### PROBLEM TO WORK ON
Each line of the records below that holds "true" should be copied out.

### PROVIDED RECORDS
^^^^^^^^

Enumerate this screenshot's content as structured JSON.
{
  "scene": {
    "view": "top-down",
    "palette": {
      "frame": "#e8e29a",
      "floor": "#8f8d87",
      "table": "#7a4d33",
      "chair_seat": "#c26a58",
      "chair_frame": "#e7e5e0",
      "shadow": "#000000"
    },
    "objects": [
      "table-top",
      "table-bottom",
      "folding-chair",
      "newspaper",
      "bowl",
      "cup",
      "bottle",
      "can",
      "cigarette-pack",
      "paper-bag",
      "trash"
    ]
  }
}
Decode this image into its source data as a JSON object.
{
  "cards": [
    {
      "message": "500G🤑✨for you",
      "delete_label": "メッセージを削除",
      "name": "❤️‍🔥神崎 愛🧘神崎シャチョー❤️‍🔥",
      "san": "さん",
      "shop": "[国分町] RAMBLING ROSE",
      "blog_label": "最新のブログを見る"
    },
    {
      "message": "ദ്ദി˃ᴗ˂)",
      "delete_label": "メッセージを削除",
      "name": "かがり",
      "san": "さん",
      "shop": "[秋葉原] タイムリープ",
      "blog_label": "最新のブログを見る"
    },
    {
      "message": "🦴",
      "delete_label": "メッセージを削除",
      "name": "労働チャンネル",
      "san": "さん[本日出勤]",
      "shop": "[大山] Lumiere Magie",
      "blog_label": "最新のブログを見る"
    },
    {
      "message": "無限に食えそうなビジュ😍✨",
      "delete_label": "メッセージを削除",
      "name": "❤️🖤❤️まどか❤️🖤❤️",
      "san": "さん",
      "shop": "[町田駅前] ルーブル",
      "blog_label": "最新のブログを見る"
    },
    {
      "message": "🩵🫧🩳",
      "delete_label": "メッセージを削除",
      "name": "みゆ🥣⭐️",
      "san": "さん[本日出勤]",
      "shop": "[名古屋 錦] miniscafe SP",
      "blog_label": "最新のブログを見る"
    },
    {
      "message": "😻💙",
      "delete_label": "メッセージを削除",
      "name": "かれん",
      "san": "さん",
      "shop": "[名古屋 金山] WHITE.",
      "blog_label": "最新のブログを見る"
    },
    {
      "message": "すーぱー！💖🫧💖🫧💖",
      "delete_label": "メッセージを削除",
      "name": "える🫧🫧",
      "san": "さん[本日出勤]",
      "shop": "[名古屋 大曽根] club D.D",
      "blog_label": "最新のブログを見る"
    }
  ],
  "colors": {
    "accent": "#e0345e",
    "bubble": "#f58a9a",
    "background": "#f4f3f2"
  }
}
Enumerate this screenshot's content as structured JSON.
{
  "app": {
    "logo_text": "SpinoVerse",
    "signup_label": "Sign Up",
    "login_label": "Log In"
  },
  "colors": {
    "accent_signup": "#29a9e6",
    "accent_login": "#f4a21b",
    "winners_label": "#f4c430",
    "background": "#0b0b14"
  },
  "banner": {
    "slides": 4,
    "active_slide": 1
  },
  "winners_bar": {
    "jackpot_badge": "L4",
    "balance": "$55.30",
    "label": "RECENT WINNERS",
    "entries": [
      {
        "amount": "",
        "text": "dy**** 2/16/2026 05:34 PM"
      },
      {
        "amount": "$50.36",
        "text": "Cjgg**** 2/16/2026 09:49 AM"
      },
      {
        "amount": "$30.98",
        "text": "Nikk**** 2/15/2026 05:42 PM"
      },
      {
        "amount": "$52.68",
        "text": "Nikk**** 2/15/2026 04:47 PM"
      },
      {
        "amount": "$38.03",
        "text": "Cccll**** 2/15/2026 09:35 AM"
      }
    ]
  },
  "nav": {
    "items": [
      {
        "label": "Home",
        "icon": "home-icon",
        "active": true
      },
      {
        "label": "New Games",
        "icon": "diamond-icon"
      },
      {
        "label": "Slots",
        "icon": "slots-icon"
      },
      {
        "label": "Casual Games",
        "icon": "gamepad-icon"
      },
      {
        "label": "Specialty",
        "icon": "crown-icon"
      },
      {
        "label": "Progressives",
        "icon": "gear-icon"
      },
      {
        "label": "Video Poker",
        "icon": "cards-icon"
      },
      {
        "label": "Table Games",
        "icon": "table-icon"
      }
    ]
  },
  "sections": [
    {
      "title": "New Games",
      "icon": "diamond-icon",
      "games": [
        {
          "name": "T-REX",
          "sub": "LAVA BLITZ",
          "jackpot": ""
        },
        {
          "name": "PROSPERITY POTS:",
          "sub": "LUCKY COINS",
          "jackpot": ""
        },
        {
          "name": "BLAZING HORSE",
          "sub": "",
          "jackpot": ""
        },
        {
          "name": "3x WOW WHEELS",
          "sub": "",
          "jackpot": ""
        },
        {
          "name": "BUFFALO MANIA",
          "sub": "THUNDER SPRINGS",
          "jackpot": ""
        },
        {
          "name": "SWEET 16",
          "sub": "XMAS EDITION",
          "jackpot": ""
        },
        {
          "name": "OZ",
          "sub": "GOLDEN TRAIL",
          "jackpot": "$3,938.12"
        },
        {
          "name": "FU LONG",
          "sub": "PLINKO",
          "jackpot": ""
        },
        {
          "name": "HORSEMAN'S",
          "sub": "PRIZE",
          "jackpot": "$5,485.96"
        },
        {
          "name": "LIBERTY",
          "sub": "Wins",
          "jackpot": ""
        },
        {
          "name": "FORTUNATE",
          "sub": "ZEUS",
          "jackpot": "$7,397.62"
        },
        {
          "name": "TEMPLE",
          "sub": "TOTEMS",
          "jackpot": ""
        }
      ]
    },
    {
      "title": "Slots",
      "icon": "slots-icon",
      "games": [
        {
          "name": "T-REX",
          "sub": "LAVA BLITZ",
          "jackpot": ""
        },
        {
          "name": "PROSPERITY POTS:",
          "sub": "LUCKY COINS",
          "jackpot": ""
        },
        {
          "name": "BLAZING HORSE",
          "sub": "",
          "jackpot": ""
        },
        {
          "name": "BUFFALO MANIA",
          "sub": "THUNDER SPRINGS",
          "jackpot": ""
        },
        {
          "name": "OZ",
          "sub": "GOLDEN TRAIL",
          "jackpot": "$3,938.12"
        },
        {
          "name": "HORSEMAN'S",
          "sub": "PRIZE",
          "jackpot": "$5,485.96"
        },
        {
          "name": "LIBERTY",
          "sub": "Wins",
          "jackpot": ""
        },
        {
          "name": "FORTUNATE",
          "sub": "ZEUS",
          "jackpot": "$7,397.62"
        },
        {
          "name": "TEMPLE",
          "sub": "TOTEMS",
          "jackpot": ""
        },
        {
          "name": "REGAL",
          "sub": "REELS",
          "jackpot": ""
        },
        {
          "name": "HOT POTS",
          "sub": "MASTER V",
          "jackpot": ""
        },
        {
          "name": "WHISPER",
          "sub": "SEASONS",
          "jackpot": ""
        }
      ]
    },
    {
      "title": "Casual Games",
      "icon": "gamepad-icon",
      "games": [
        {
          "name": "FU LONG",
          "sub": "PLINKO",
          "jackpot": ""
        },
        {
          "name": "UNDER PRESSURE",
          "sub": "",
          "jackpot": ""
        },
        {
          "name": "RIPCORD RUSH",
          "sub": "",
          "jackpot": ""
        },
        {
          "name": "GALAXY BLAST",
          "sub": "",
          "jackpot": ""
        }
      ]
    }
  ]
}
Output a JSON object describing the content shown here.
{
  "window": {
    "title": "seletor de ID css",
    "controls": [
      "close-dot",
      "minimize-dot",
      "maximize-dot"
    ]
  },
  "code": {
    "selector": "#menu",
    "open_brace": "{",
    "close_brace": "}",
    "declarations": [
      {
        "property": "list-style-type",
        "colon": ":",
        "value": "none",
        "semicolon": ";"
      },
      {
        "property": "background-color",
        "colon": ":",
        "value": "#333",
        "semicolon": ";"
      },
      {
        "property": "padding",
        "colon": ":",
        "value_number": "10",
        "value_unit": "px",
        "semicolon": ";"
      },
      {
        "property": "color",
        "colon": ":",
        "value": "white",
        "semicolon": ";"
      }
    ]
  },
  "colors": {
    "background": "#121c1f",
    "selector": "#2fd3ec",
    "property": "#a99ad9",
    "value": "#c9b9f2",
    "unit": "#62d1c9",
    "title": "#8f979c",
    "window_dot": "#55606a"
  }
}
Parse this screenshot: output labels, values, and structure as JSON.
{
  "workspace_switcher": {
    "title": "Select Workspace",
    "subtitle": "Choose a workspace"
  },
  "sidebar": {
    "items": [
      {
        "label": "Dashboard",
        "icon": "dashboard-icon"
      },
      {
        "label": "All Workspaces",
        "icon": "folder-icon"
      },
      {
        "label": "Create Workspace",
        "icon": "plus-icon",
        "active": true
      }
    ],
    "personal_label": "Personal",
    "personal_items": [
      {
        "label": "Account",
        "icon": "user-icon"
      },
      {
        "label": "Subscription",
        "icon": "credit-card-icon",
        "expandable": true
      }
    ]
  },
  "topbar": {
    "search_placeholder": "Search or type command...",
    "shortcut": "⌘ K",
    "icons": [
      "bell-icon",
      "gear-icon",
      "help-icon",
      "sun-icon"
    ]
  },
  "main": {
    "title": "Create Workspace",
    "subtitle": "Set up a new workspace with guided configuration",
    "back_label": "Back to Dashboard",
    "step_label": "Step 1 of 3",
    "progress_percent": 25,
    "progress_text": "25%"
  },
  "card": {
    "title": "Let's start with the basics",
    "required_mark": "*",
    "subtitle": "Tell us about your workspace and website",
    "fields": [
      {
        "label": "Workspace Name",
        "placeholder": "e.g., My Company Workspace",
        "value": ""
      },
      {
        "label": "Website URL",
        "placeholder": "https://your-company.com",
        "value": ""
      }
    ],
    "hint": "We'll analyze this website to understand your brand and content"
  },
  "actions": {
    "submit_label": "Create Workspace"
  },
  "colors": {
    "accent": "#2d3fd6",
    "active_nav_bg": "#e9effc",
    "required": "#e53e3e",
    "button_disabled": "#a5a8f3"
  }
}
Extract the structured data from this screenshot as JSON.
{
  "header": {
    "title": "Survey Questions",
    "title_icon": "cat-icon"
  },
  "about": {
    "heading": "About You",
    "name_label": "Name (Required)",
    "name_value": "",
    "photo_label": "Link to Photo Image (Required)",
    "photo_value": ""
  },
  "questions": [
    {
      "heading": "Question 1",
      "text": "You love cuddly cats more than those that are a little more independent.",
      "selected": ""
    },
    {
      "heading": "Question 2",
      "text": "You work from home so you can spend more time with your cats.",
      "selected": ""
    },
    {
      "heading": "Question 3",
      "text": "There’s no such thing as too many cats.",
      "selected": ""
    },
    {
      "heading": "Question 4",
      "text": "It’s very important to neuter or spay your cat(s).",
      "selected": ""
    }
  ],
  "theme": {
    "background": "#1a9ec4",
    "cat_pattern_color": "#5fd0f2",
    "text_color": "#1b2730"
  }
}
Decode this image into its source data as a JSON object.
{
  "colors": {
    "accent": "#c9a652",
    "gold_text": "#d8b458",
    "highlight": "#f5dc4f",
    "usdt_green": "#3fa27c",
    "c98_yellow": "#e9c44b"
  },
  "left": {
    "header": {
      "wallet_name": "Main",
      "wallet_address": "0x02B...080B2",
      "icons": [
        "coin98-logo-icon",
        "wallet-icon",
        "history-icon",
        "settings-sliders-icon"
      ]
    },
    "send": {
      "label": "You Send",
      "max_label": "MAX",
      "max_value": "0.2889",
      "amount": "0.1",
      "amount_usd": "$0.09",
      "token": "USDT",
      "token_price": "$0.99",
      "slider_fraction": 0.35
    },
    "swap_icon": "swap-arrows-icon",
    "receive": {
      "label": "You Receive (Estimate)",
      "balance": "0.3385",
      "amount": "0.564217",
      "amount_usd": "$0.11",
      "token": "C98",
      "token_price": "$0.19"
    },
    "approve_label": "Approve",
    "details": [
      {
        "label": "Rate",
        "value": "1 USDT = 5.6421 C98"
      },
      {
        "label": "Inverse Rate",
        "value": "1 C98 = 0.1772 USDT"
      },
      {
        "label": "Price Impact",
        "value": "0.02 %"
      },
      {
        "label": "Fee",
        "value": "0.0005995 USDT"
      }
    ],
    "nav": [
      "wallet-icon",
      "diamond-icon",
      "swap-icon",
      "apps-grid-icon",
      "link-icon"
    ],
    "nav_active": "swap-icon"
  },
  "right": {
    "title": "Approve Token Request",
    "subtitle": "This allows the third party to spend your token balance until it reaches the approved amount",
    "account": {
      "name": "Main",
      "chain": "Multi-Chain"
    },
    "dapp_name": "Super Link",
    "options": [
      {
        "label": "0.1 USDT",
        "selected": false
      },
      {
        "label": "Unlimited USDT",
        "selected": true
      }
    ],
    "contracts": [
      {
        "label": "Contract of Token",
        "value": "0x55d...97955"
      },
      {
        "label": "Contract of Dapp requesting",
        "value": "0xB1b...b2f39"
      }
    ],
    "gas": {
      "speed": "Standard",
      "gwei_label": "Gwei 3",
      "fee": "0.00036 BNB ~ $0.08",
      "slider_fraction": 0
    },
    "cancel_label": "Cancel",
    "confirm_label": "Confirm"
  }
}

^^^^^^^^

### RESPONSE TO THIS TASK
        "active": true
        "active": true
        "expandable": true
        "selected": true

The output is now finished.